▸ AVAILABLE DATA
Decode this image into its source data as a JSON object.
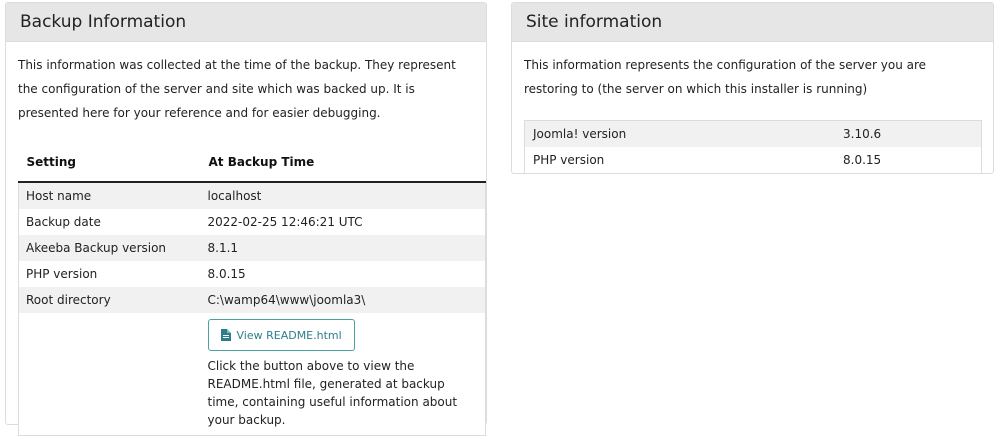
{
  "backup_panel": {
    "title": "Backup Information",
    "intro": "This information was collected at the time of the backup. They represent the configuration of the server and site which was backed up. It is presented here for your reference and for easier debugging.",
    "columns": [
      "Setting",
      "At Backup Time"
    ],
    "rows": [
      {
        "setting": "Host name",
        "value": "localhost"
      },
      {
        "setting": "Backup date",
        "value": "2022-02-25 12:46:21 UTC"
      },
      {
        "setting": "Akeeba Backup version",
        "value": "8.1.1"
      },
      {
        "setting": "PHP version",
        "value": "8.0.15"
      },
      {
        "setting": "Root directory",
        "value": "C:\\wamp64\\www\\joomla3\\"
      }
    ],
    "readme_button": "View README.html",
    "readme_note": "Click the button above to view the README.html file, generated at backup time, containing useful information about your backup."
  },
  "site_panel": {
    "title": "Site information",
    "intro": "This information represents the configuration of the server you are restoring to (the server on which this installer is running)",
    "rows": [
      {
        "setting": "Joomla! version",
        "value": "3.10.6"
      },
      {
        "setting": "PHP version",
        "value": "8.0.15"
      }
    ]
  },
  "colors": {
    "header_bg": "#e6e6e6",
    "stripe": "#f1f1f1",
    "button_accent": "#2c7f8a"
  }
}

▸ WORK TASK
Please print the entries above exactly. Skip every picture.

▸ PROBLEM SOLUTION
Decode this image into its source data as a JSON object.
{
  "backup_panel": {
    "title": "Backup Information",
    "intro": "This information was collected at the time of the backup. They represent the configuration of the server and site which was backed up. It is presented here for your reference and for easier debugging.",
    "columns": [
      "Setting",
      "At Backup Time"
    ],
    "rows": [
      {
        "setting": "Host name",
        "value": "localhost"
      },
      {
        "setting": "Backup date",
        "value": "2022-02-25 12:46:21 UTC"
      },
      {
        "setting": "Akeeba Backup version",
        "value": "8.1.1"
      },
      {
        "setting": "PHP version",
        "value": "8.0.15"
      },
      {
        "setting": "Root directory",
        "value": "C:\\wamp64\\www\\joomla3\\"
      }
    ],
    "readme_button": "View README.html",
    "readme_note": "Click the button above to view the README.html file, generated at backup time, containing useful information about your backup."
  },
  "site_panel": {
    "title": "Site information",
    "intro": "This information represents the configuration of the server you are restoring to (the server on which this installer is running)",
    "rows": [
      {
        "setting": "Joomla! version",
        "value": "3.10.6"
      },
      {
        "setting": "PHP version",
        "value": "8.0.15"
      }
    ]
  },
  "colors": {
    "header_bg": "#e6e6e6",
    "stripe": "#f1f1f1",
    "button_accent": "#2c7f8a"
  }
}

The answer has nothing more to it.